“The delicate balance of mentoring someone is not creating them in your own image, but giving them the opportunity to create themselves.” – Steven Spielberg
It’s often said that success can’t be achieved alone. Whether you are in the early stages of your career, looking to get to the next level or own a business, having people in your inner circle to guide you, give you advice, and share insights from their experience is key to your success.
Most people have heard the words mentorship and sponsorship thrown around a lot and many use the words interchangeably, but they are in fact very different from each other. In an interview with Everwise and Forbes, Sylvia Ann Hewlett, founder of the Center for Talent Innovation and Hewlett Consulting Partners discusses the difference. Hewlett says, “A mentor is someone willing to give you guidance. Someone willing to provide a sounding board, someone you could go to if you are struggling.” On the other hand, Hewlett says “If mentors help define the dream, sponsors are the dream-enablers. Sponsors deliver: They make you visible to leaders within the company – and to top people outside as well. They connect you to career opportunities and provide air cover when you encounter trouble. When it comes to opening doors, they don’t stop with one promotion: They’ll see you to the threshold of power.”
Therefore, it’s not hard to see why sponsorship could be the differentiating factor that propels you to new heights in your career. Research conducted by the Center for Talent Innovation found that 56 percent of men and 44 percent of women who have a sponsor will approach their manager to make the request to get assigned to a highly visible team or a reach project, compared to 43 percent of men and 36 percent of women without sponsors. When asking for a pay raise, a similar thing occurs. While employees without a sponsor, 67 percent and 70 percent of women, resist confronting their boss, 50 percent of men and 38 percent of women with a sponsor are more likely to approach their boss and ask for the raise. While having a mentor is important and provides its own set of benefits, these statistics prove that having a sponsor in your corner offers real career traction and opens a path to success through pay raises, high-profile assignments, and promotions.
So by now you realize that if you don’t have a sponsor, it’s time to start intentionally and strategically thinking about who that might be. To offer some guidance in your search, here are three guidelines for you to use as you search for a sponsor and look to create a relationship which will benefit both sides.
3 Guidelines for Finding the Right Sponsor:
- Someone with clout and well connected in the industry. You should look for someone that has influence within your company and industry. Someone who is well-respected and has proven their own success will be important as they guide you and assist you on your own career trajectory.
- Someone who is two levels above you. It’s important to look past your inner circle and direct managers. You want to connect with someone who is at least two levels above, has a voice at the table with key decision makers and has the connections to pass along to you.

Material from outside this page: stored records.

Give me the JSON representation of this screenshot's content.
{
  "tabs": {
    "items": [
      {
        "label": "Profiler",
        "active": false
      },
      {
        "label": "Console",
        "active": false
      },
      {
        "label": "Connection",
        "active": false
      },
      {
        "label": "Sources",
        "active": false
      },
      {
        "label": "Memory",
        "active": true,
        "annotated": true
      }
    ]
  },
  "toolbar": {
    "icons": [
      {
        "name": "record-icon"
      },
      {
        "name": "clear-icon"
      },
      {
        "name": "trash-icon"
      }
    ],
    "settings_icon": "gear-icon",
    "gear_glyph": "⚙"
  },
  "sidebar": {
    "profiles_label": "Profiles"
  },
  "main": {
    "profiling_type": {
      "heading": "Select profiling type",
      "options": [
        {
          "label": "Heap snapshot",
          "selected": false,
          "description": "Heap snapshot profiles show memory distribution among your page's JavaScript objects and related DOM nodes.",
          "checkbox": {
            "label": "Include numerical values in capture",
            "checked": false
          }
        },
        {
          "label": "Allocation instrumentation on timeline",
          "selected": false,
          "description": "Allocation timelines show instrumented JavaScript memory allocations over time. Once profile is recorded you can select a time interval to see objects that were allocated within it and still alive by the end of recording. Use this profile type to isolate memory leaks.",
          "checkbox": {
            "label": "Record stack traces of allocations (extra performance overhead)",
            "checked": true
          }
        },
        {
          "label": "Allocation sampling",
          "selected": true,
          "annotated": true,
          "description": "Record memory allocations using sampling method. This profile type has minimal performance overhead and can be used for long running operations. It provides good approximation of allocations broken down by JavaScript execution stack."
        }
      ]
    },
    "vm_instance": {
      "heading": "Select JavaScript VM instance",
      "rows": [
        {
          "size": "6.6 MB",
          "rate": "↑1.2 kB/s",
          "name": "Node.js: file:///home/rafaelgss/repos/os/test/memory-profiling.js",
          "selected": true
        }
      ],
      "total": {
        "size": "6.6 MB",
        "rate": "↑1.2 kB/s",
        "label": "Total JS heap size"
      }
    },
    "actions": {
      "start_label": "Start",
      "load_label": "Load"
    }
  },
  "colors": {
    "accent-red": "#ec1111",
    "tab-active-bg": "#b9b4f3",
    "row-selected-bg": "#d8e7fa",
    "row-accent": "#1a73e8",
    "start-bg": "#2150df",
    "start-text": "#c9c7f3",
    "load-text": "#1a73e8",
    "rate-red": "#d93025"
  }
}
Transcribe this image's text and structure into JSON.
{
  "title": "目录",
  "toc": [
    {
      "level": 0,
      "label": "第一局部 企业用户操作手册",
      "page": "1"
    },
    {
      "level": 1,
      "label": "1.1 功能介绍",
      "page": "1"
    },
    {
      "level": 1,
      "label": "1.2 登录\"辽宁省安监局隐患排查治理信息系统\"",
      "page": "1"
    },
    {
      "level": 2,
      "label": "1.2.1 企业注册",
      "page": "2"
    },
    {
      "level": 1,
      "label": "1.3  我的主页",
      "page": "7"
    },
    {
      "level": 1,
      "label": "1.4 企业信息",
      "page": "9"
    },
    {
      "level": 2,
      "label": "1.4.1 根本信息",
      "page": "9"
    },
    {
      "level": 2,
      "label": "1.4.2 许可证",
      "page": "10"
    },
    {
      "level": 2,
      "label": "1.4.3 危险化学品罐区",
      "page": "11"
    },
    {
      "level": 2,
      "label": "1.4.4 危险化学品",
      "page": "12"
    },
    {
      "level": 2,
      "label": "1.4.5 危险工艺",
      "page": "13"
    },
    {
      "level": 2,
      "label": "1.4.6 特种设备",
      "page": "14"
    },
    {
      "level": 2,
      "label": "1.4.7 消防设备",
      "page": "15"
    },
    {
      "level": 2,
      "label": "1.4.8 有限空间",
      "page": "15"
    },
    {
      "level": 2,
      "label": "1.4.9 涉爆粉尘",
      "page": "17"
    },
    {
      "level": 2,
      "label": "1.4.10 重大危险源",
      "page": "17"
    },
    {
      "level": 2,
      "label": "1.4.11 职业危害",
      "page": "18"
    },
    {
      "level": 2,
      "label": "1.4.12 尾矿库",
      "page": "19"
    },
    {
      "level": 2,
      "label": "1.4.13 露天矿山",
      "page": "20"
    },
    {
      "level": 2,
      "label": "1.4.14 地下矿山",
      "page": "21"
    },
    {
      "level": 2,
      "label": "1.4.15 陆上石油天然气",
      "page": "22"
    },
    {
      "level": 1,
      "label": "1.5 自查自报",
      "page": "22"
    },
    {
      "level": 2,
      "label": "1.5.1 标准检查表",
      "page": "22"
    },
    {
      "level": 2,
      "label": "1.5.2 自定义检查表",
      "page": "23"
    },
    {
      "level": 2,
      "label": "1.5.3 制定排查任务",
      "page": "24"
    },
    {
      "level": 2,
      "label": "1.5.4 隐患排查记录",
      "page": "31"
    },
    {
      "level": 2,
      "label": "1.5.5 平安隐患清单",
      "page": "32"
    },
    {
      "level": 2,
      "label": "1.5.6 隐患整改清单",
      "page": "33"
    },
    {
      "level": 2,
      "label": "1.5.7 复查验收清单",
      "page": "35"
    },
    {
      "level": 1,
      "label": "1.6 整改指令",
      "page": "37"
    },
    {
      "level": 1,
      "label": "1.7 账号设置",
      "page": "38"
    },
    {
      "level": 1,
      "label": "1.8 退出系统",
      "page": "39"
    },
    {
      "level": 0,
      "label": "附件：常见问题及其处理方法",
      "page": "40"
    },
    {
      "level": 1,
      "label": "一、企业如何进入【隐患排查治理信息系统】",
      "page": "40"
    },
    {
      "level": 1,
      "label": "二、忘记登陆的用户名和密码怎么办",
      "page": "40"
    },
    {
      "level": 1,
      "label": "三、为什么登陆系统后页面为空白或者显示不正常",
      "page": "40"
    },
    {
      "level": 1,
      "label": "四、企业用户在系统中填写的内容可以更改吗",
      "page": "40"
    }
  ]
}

- Someone who truly believes in you. The first two guidelines listed here are important but this one might be the most important of all. If your “sponsor-to-be” doesn’t truly believe in you, your potential or your mission, then the relationship isn’t going to benefit either of you. As a protégé, you need to make sure you are showing up and doing everything you can to prove to your sponsor that they should help you. If you show them you are putting in the effort, they will be more likely to believe in you because they know how important it is to you.
What is the first step you will take to find a sponsor?
Sylvia Ann Hewlett
Founder of Center for Talent Innovation and Hewlett Consulting Partners, Economist, Author, Speaker